Trump’s business interests in India have played into Pakistani fears that Trump will carry on the Obama Administration’s tilt towards India, experts said. Just days after the election, Trump met with three Indian business partners building a Trump Tower outside Mumbai, stoking criticism about the potential conflicts of interest arising from his global business operations.
Trump reported income of between $1 million and $5 million from each of his two Indian licensing deals, according to his latest financial disclosure form.
Others voiced skepticism about the statement’s veracity but many took the words at face value.
In both India and Afghanistan, “for those that accepted it, there would be a lot of concern,” Kugelman said.
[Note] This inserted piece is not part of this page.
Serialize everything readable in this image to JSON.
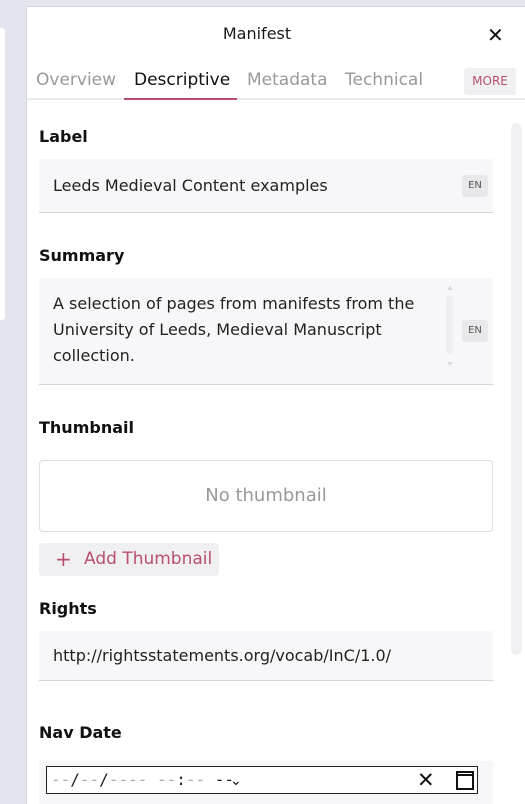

Of particular concern to many in India was Trump’s offer to Sharif to “play any role that you want me to play to address and find solutions to the outstanding problems” – which some read as an apparent allusion to the decades-old feud between Pakistan and India.
The two neighhors have gone to war three times over the past 70 years over the disputed Kashmir region. Pakistan has long called for international mediation but India sees the dispute as a closed case.
“An open ended offer like that from the U.S. president to the prime minister of Pakistan would be seen as an alarm in India where there is all kinds of concern already that the U.S. relationship with Pakistan is too strong,” Kugelman said.
In Afghanistan, too, “anything that suggests that the U.S. sees things Pakistan’s way is viewed as a strong negative,” Weinbaum said.
But Cunningham played down the phone call’s policy implications.
“These initial contacts are just that: initial contacts,” Cunningham said. “I don’t think there is any particular shift or sign or indication in that first contact about what later discussions will be like.”